**Work to be completed**
Word for word, give the data again without its pictures.

**Stored data**
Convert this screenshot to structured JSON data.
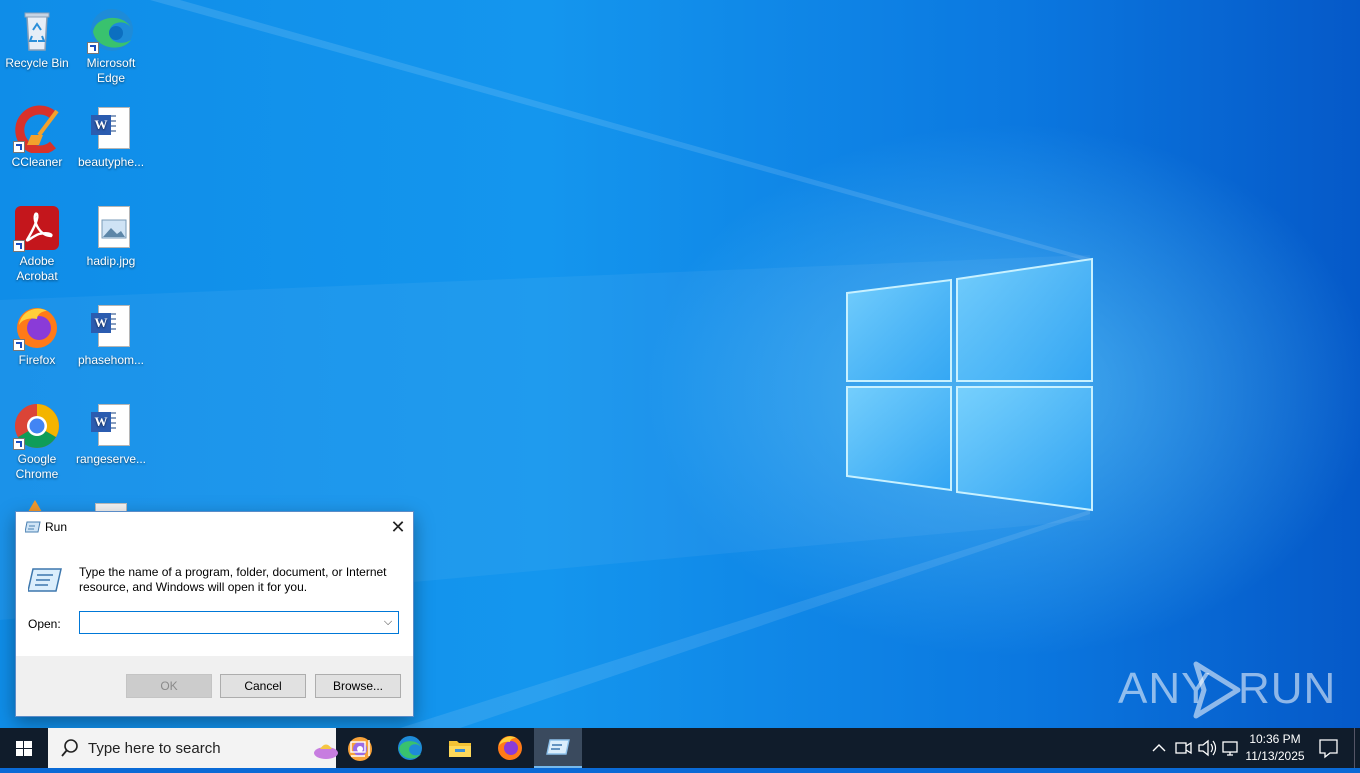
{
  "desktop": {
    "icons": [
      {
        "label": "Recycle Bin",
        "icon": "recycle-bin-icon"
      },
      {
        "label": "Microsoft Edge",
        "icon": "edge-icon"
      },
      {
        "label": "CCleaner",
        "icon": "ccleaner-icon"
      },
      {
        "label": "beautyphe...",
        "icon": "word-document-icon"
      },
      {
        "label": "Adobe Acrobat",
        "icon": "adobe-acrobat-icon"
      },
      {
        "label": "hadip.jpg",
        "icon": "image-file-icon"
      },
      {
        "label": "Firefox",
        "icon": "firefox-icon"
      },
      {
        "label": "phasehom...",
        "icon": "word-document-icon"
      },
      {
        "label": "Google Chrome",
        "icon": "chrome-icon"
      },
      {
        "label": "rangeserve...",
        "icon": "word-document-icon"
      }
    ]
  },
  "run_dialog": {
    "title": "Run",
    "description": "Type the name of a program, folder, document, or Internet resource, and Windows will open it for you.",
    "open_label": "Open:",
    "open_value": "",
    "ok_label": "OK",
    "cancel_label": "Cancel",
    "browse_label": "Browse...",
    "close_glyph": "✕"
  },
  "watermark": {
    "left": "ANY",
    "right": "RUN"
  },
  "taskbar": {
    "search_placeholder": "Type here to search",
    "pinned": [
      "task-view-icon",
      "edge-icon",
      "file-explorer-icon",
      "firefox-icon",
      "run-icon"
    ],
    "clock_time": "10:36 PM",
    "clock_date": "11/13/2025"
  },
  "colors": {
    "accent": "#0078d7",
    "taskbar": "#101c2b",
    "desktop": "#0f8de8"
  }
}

**Answer box**
Convert this screenshot to structured JSON data.
{
  "desktop": {
    "icons": [
      {
        "label": "Recycle Bin",
        "icon": "recycle-bin-icon"
      },
      {
        "label": "Microsoft Edge",
        "icon": "edge-icon"
      },
      {
        "label": "CCleaner",
        "icon": "ccleaner-icon"
      },
      {
        "label": "beautyphe...",
        "icon": "word-document-icon"
      },
      {
        "label": "Adobe Acrobat",
        "icon": "adobe-acrobat-icon"
      },
      {
        "label": "hadip.jpg",
        "icon": "image-file-icon"
      },
      {
        "label": "Firefox",
        "icon": "firefox-icon"
      },
      {
        "label": "phasehom...",
        "icon": "word-document-icon"
      },
      {
        "label": "Google Chrome",
        "icon": "chrome-icon"
      },
      {
        "label": "rangeserve...",
        "icon": "word-document-icon"
      }
    ]
  },
  "run_dialog": {
    "title": "Run",
    "description": "Type the name of a program, folder, document, or Internet resource, and Windows will open it for you.",
    "open_label": "Open:",
    "open_value": "",
    "ok_label": "OK",
    "cancel_label": "Cancel",
    "browse_label": "Browse...",
    "close_glyph": "✕"
  },
  "watermark": {
    "left": "ANY",
    "right": "RUN"
  },
  "taskbar": {
    "search_placeholder": "Type here to search",
    "pinned": [
      "task-view-icon",
      "edge-icon",
      "file-explorer-icon",
      "firefox-icon",
      "run-icon"
    ],
    "clock_time": "10:36 PM",
    "clock_date": "11/13/2025"
  },
  "colors": {
    "accent": "#0078d7",
    "taskbar": "#101c2b",
    "desktop": "#0f8de8"
  }
}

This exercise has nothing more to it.